For the enforcement of such laws and for administrative efficiency in general it was necessary that the council should have judicial power. As jurors the deputies took an oath to decide according to written law, or in cases not covered by law, according to their best will and judgment (CIA. ii. 545). The earliest known amphictyonic penalty was the destruction of Crisa for having levied tolls on pilgrims (Aeschin. iii. 107; Strabo ix. 3, 4; cf. Paus. x. 37. 5-8). This oftence was the cause of the first Sacred War. The second and third Sacred Wars, fought in the 4th century B.C., were waged by the amphictyons against the Phocians and the Amphissaeans respectively for alleged trespassing on the sacred lands (Aeschin. iii. 124, 128; Diod. xvi. 23, 31 f.). In the 5th century the council fined the Dolopians for having disturbed commerce by their piracy (Plut.
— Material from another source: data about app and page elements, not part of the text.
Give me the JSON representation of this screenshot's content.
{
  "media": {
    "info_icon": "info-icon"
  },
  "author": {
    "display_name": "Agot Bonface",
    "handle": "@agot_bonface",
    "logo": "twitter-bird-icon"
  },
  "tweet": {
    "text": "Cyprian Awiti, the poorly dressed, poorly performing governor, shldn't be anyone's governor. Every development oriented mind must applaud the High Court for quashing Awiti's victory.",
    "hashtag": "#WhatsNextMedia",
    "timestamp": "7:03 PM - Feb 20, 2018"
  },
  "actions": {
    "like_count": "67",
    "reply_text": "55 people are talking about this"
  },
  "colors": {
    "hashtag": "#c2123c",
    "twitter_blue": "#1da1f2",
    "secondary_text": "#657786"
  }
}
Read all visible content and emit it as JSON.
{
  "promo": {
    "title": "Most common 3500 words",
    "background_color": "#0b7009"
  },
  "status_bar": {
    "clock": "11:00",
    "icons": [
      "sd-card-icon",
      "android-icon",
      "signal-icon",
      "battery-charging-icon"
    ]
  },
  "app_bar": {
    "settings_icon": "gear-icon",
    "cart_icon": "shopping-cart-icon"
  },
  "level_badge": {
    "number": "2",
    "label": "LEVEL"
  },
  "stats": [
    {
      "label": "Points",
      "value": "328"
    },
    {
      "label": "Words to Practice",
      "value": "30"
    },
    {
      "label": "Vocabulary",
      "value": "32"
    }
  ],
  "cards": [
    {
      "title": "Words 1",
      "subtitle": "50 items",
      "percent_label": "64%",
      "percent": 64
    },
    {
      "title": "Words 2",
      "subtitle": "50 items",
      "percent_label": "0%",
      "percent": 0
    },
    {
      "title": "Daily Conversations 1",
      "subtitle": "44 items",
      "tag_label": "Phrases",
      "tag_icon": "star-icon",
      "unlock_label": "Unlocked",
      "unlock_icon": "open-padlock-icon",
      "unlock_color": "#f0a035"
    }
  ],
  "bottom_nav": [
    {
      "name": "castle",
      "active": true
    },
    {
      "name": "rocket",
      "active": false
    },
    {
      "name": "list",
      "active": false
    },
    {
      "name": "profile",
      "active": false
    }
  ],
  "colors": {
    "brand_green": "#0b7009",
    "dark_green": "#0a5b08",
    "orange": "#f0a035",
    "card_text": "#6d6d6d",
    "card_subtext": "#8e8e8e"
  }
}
Cim. 8), and in the 4th century the Lacedaemonians for having occupied the citadel of Thebes in time of peace (Diod. xvi. 23, 29).

The judgments of the council were sometimes considered unfair, and were occasionally defied by the states affected. The Lacedaemonians refused to pay the fine above mentioned; the Athenians protested against the treatment of Amphissa, and were slow in accepting the decisions given under the influence of Macedon. The inability of the council to enforce its resolutions was chiefly due to its composition; the majority of the communities represented were even in combination no match for individual cities like Athens, Sparta or Thebes. The council was a power in politics only when manipulated by a great state, as Thebes, Macedon or Aetolia, and in such a case its decrees were most likely to give offence by their partisanship. Although the council sometimes championed the Hellenic cause, as could any association or individual, it never acquired a recognized authority over all Greece; and notwithstanding its frequent participation in political affairs, it remained essentially a religious convocation.

In addition to the three associations thus far mentioned there was an amphictyony of Onchestus (Strabo ix. 2, 33). It may be inferred from a comparison of Paus. iv. 5. 2 with Herod. vi. 92 that there was an amphictyony of Argos of which Epidaurus and Aegina were members. An amphictyony of Corinth has, with less justification, been assumed on the strength of a passage in Pindar (Nem. Od. vi. 40-42).

Authorities.—Foucart, “Amphictyones,” in Daremberg and Saglio, Dict. d. antiq. grecq. et rom. (1873) i. 235-238; F. Cauer, “Amphiktyonia,” in Pauly-Wissowa, Realencycl. d. cl. Altertumswiss. (1894) i. 1904-1935; Pomptow, Fasti Delphici, ii. in Neue Jahrb. f. cl. Philol. (1894) cxlix. 497-558, clv. (1897) 737-765, 785-848; E. A. Freeman, History of Federal Government in Greece and Italy (2nd ed., London and New York, 1895), 95-111; W. S. Ferguson, “Delian Amphictyony,” in Classical Review (1901), xv. 38-40; Schömann-Lipsius, Griechische Alterthümer (1902), ii. 29-44; E. Bourguet, L’Administration financière du sanctuaire pythique au IVe siècle avant J.-C. (Paris, 1905). The earlier literature has been deprived of a great part of its value by recent discoveries of inscriptions, many of which may be found in the Bulletin de correspondance hellénique, iii. vii. viii. x. xx. xxi. xxiv. xxvi. xxvii., edited with commentary chiefly by Bourguet, Colin, Foucart and Homolle. See also H. Collitz, Sammlung d. griech. Dialekt-Inschriften, ii. p. 643 ff. and Nos. 2508 ff., edited by Baunack.  (G. W. B.)